That just leaves the best method of securing the leads to the battery. I can see the benefit of fixing a plug and socket system to the battery but I was interested in knowing whether such a system would have lower losses than crocodile clips. Does anyone know?

 

Also there appears to be some safety benefit of installing an inline fuse but will this increase losses?

 

. ...... or doesn't any of this matter? :)

 

Thanks

Volvo XC70 towing a Coachman VIP 520

The older I get the better I was

Link to comment
Share on other sites

Losses through a fuse or from a set of quality croc clips would be negligible in this scenario, imho. 150A supplying an inverter is a very different scenario and I've used 50mm2 cable, properly crimp-terminated and bolted onto the terminals!

 

All DC circuits should be fused on the positive line. This is more to prevent the nasty impacts from cable shorting rather than the equipment itself malfunctioning. You fuse for the circuit, including the connecting cable, not just for the device being powered i. e. if the cable is rated at 5A, you must fuse the circuit at or lower than this (to avoid a fire risk).

Link to comment
Share on other sites

I use 6mm cable from the controller to the battery. The battery is a Numex which has a pair of auxiliary connections which take ring connectors and wing nuts. Without these extra connectors one could use the bolt for the normal battery clamp.

In the positive lead I have put a blade type inline fuse for safety and also into which I can plug the incredibly useful Maplin "Automotive current tester" so I can monitor the actual amps into the battery.

The fuse is handy also as I can remove it when not using solar power (e. g. storage) to stop any leakage current back to the controllers electronics.

post-13194-0-15050200-1391528146_thumb.jpg

Edited by ChrisUK

Chris in Warwickshire, Elddis Odyssey 482 (2008), Mitsubishi Outlander diesel, 2017

Link to comment
Share on other sites

Join the conversation

You can post now and register later. If you have an account, sign in now to post with your account.

Guest
Reply to this topic...

×   Pasted as rich text.   Restore formatting

  Only 75 emoji are allowed.

×   Your link has been automatically embedded.   Display as a link instead
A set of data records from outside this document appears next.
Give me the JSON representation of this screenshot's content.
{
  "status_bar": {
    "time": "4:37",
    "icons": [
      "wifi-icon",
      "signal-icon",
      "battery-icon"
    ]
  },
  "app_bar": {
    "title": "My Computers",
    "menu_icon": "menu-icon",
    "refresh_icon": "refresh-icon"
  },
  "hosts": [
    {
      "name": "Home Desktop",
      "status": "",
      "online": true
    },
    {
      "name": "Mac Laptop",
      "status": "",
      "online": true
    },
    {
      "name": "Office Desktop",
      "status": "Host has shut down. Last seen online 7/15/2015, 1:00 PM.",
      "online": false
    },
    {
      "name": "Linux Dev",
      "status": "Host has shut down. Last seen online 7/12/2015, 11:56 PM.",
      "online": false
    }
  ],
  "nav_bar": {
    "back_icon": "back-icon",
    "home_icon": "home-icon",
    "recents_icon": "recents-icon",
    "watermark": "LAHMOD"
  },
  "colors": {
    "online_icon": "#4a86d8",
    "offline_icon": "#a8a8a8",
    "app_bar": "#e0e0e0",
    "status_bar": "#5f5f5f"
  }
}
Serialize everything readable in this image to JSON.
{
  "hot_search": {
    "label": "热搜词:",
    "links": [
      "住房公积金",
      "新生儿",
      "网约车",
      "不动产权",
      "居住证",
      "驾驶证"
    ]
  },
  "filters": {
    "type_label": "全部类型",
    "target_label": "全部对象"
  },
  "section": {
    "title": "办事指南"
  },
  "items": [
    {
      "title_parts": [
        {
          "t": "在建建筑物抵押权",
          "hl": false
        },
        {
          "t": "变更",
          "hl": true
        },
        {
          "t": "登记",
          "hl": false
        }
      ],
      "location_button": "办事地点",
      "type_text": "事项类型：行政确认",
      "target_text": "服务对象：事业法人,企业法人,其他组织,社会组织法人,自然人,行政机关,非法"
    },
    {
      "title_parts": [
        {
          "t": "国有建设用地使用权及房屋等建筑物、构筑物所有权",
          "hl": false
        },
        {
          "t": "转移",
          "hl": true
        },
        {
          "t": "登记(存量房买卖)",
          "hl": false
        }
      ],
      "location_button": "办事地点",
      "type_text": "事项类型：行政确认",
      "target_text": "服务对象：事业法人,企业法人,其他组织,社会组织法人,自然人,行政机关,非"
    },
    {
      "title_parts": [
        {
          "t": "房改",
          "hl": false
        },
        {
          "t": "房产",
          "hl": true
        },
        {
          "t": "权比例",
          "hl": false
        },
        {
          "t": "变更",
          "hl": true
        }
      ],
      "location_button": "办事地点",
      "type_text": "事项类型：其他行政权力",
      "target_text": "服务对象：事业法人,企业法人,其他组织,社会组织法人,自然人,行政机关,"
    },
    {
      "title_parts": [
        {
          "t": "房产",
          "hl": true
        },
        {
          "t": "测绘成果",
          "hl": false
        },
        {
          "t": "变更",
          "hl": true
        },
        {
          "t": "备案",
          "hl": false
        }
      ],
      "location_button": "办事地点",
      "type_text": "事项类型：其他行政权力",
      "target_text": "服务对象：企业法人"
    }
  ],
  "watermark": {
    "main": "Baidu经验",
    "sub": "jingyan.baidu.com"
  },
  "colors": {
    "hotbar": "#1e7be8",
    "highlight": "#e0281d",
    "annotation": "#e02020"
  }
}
×   Your previous content has been restored.   Clear editor

×   You cannot paste images directly. Upload or insert images from URL.

 Share

×
×
  • Create New...